TASK ITEM
Please retype the data below in full.

Stored dataset items:
Content starts

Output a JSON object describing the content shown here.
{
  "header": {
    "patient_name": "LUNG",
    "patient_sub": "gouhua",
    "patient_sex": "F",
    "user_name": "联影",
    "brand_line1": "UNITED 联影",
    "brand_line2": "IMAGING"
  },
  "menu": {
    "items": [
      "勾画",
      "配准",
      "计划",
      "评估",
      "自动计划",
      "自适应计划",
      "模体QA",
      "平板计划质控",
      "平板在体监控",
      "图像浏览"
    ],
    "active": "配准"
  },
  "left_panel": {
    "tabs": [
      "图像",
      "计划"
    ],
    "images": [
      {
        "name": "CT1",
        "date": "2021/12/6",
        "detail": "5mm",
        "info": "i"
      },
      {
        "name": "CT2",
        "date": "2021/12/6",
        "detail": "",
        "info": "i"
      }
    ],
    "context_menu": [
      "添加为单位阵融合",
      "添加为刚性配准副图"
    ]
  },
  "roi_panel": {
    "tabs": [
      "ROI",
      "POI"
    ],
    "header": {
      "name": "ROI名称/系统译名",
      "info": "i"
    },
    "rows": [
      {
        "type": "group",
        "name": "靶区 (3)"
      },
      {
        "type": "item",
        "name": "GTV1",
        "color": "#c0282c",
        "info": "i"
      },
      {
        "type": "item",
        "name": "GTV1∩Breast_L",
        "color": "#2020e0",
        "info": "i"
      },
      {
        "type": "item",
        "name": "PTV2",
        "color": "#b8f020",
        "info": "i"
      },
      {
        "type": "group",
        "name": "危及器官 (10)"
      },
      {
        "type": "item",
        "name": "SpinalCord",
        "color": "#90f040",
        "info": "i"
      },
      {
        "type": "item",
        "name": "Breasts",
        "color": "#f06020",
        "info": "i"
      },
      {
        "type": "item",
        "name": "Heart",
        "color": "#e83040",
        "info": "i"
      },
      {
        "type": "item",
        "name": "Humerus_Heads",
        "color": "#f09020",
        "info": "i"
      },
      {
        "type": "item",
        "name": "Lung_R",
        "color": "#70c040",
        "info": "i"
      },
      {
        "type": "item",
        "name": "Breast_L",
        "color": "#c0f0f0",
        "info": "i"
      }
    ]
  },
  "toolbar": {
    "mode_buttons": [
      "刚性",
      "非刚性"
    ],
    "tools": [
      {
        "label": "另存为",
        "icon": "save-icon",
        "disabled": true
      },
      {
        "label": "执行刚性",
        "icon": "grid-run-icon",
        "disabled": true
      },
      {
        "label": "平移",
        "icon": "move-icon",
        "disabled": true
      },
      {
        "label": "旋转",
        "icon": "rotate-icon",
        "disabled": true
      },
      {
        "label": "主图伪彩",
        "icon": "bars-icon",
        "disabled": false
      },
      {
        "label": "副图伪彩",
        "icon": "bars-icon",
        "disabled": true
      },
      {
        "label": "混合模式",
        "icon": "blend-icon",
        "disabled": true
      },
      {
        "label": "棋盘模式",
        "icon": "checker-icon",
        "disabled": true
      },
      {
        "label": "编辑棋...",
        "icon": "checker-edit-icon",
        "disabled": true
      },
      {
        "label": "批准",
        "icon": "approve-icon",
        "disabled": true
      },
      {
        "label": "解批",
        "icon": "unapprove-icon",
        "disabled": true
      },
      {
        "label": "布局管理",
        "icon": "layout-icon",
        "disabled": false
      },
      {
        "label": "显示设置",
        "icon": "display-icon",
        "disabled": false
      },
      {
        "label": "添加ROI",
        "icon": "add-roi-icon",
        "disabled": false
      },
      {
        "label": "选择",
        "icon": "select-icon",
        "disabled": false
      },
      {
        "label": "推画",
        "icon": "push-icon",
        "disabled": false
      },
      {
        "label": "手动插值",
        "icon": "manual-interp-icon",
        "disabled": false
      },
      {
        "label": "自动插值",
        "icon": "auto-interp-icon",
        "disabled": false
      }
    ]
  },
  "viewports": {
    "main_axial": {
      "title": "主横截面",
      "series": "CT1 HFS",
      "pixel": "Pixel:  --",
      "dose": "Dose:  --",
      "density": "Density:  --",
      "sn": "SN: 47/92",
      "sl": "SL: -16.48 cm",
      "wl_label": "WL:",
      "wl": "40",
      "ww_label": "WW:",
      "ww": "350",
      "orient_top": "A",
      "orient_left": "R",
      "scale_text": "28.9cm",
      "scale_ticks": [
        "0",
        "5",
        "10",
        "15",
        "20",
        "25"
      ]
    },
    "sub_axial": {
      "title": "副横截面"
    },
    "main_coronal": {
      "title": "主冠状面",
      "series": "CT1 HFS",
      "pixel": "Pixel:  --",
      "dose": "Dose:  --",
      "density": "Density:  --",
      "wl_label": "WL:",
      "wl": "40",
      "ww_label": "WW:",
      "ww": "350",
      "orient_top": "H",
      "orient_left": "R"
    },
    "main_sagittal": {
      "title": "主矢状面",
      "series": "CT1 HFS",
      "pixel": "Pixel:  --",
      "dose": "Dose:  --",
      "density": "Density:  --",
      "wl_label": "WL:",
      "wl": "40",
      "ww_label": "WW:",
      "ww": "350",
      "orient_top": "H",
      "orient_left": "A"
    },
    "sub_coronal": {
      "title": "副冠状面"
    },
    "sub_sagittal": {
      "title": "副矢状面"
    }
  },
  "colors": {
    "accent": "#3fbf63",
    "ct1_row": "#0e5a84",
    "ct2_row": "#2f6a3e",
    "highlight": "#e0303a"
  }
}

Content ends

RESPONSE FOR THIS EXERCISE
Output a JSON object describing the content shown here.
{
  "header": {
    "patient_name": "LUNG",
    "patient_sub": "gouhua",
    "patient_sex": "F",
    "user_name": "联影",
    "brand_line1": "UNITED 联影",
    "brand_line2": "IMAGING"
  },
  "menu": {
    "items": [
      "勾画",
      "配准",
      "计划",
      "评估",
      "自动计划",
      "自适应计划",
      "模体QA",
      "平板计划质控",
      "平板在体监控",
      "图像浏览"
    ],
    "active": "配准"
  },
  "left_panel": {
    "tabs": [
      "图像",
      "计划"
    ],
    "images": [
      {
        "name": "CT1",
        "date": "2021/12/6",
        "detail": "5mm",
        "info": "i"
      },
      {
        "name": "CT2",
        "date": "2021/12/6",
        "detail": "",
        "info": "i"
      }
    ],
    "context_menu": [
      "添加为单位阵融合",
      "添加为刚性配准副图"
    ]
  },
  "roi_panel": {
    "tabs": [
      "ROI",
      "POI"
    ],
    "header": {
      "name": "ROI名称/系统译名",
      "info": "i"
    },
    "rows": [
      {
        "type": "group",
        "name": "靶区 (3)"
      },
      {
        "type": "item",
        "name": "GTV1",
        "color": "#c0282c",
        "info": "i"
      },
      {
        "type": "item",
        "name": "GTV1∩Breast_L",
        "color": "#2020e0",
        "info": "i"
      },
      {
        "type": "item",
        "name": "PTV2",
        "color": "#b8f020",
        "info": "i"
      },
      {
        "type": "group",
        "name": "危及器官 (10)"
      },
      {
        "type": "item",
        "name": "SpinalCord",
        "color": "#90f040",
        "info": "i"
      },
      {
        "type": "item",
        "name": "Breasts",
        "color": "#f06020",
        "info": "i"
      },
      {
        "type": "item",
        "name": "Heart",
        "color": "#e83040",
        "info": "i"
      },
      {
        "type": "item",
        "name": "Humerus_Heads",
        "color": "#f09020",
        "info": "i"
      },
      {
        "type": "item",
        "name": "Lung_R",
        "color": "#70c040",
        "info": "i"
      },
      {
        "type": "item",
        "name": "Breast_L",
        "color": "#c0f0f0",
        "info": "i"
      }
    ]
  },
  "toolbar": {
    "mode_buttons": [
      "刚性",
      "非刚性"
    ],
    "tools": [
      {
        "label": "另存为",
        "icon": "save-icon",
        "disabled": true
      },
      {
        "label": "执行刚性",
        "icon": "grid-run-icon",
        "disabled": true
      },
      {
        "label": "平移",
        "icon": "move-icon",
        "disabled": true
      },
      {
        "label": "旋转",
        "icon": "rotate-icon",
        "disabled": true
      },
      {
        "label": "主图伪彩",
        "icon": "bars-icon",
        "disabled": false
      },
      {
        "label": "副图伪彩",
        "icon": "bars-icon",
        "disabled": true
      },
      {
        "label": "混合模式",
        "icon": "blend-icon",
        "disabled": true
      },
      {
        "label": "棋盘模式",
        "icon": "checker-icon",
        "disabled": true
      },
      {
        "label": "编辑棋...",
        "icon": "checker-edit-icon",
        "disabled": true
      },
      {
        "label": "批准",
        "icon": "approve-icon",
        "disabled": true
      },
      {
        "label": "解批",
        "icon": "unapprove-icon",
        "disabled": true
      },
      {
        "label": "布局管理",
        "icon": "layout-icon",
        "disabled": false
      },
      {
        "label": "显示设置",
        "icon": "display-icon",
        "disabled": false
      },
      {
        "label": "添加ROI",
        "icon": "add-roi-icon",
        "disabled": false
      },
      {
        "label": "选择",
        "icon": "select-icon",
        "disabled": false
      },
      {
        "label": "推画",
        "icon": "push-icon",
        "disabled": false
      },
      {
        "label": "手动插值",
        "icon": "manual-interp-icon",
        "disabled": false
      },
      {
        "label": "自动插值",
        "icon": "auto-interp-icon",
        "disabled": false
      }
    ]
  },
  "viewports": {
    "main_axial": {
      "title": "主横截面",
      "series": "CT1 HFS",
      "pixel": "Pixel:  --",
      "dose": "Dose:  --",
      "density": "Density:  --",
      "sn": "SN: 47/92",
      "sl": "SL: -16.48 cm",
      "wl_label": "WL:",
      "wl": "40",
      "ww_label": "WW:",
      "ww": "350",
      "orient_top": "A",
      "orient_left": "R",
      "scale_text": "28.9cm",
      "scale_ticks": [
        "0",
        "5",
        "10",
        "15",
        "20",
        "25"
      ]
    },
    "sub_axial": {
      "title": "副横截面"
    },
    "main_coronal": {
      "title": "主冠状面",
      "series": "CT1 HFS",
      "pixel": "Pixel:  --",
      "dose": "Dose:  --",
      "density": "Density:  --",
      "wl_label": "WL:",
      "wl": "40",
      "ww_label": "WW:",
      "ww": "350",
      "orient_top": "H",
      "orient_left": "R"
    },
    "main_sagittal": {
      "title": "主矢状面",
      "series": "CT1 HFS",
      "pixel": "Pixel:  --",
      "dose": "Dose:  --",
      "density": "Density:  --",
      "wl_label": "WL:",
      "wl": "40",
      "ww_label": "WW:",
      "ww": "350",
      "orient_top": "H",
      "orient_left": "A"
    },
    "sub_coronal": {
      "title": "副冠状面"
    },
    "sub_sagittal": {
      "title": "副矢状面"
    }
  },
  "colors": {
    "accent": "#3fbf63",
    "ct1_row": "#0e5a84",
    "ct2_row": "#2f6a3e",
    "highlight": "#e0303a"
  }
}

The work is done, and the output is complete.